By Frank Lukwago, New Vision/NECJOGHA
Over 500 farmers have dragged Continental Tobacco Uganda Limited to court, demanding sh2.5b in compensation for breach of contract.
The farmers dragged the company to the Civil Division of the High Court alongside the Attorney General, who is the principal legal adviser of Government.
The farmers are seeking payment of sh2.5b for supplying tobacco to Continental Tobacco Uganda, a company licensed to buy and process tobacco.
According to court documents filed on Wednesday last week, the company sponsored tobacco farmers in 2017 and 2018 as authorized by Government.
The farmers allege that they entered into a contract with the company to grow tobacco. Under the contract seen by New Vision, the plaintiffs were registered and recognized as company farmers and grew tobacco as advised by the company.
“We did not sell the harvested crop to any other party and could not enter into similar contracts during the contract period,” the farmers contend in their document.
Court documents indicate that under the contract, the company extended loans to farmers in form of farm inputs and in the course of time or harvests to recover the loans from sales by the farmers.
The company also extended loans to farmers in form of tobacco seeds, fertilisers and pesticides.
The farmers claim they grew tobacco as required by the company and delivered it for purchase at the different outlets operated by the company.
“The company received the tobacco and did issue to the plaintiffs receipts indicating how much tobacco was sold,” reads the plaint.
The farmers claim that the company is or, was statutorily required to pay them for the tobacco, in accordance with terms of the sponsorship agreement and the grade specification, in vain.
“The company purchased the tobacco in 2017 from the plaintiffs but has neglected, refused or failed to pay them.”
The farmers claim that due to the actions and omissions of the company, they have suffered loss of income for tobacco growing for which they seek special damages.

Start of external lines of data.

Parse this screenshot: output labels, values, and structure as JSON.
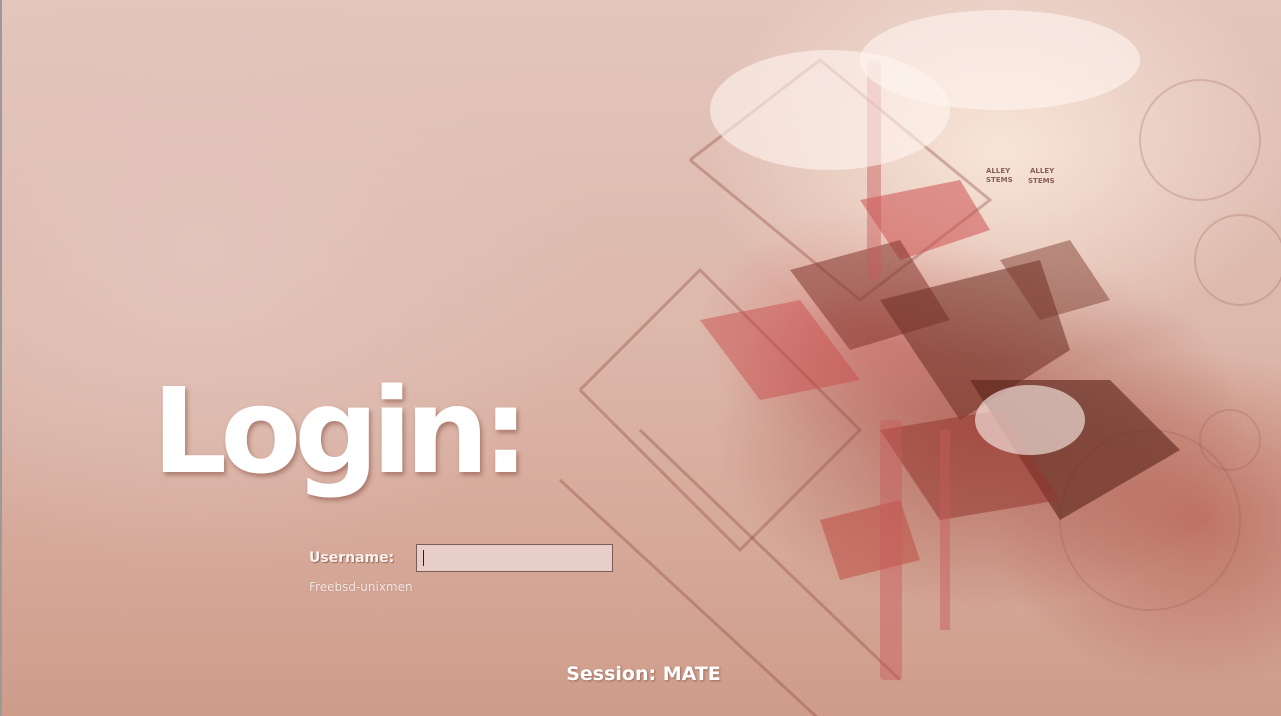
{
  "login_screen": {
    "title": "Login:",
    "username_label": "Username:",
    "username_value": "",
    "hostname": "Freebsd-unixmen",
    "session_label": "Session: MATE"
  },
  "wallpaper": {
    "description_colors": {
      "base": "#e3c1b6",
      "highlight": "#fcecde",
      "accent_red": "#c84a48",
      "dark_brown": "#6e2c22"
    },
    "overlay_text": [
      "ALLEY",
      "ALLEY",
      "STEMS",
      "STEMS"
    ]
  }
}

The claimants fault Government for failing to carry out its statutory supervisory duties relating to performance of the contracts entered into by them and the company.
The case is yet to be fixed for hearing.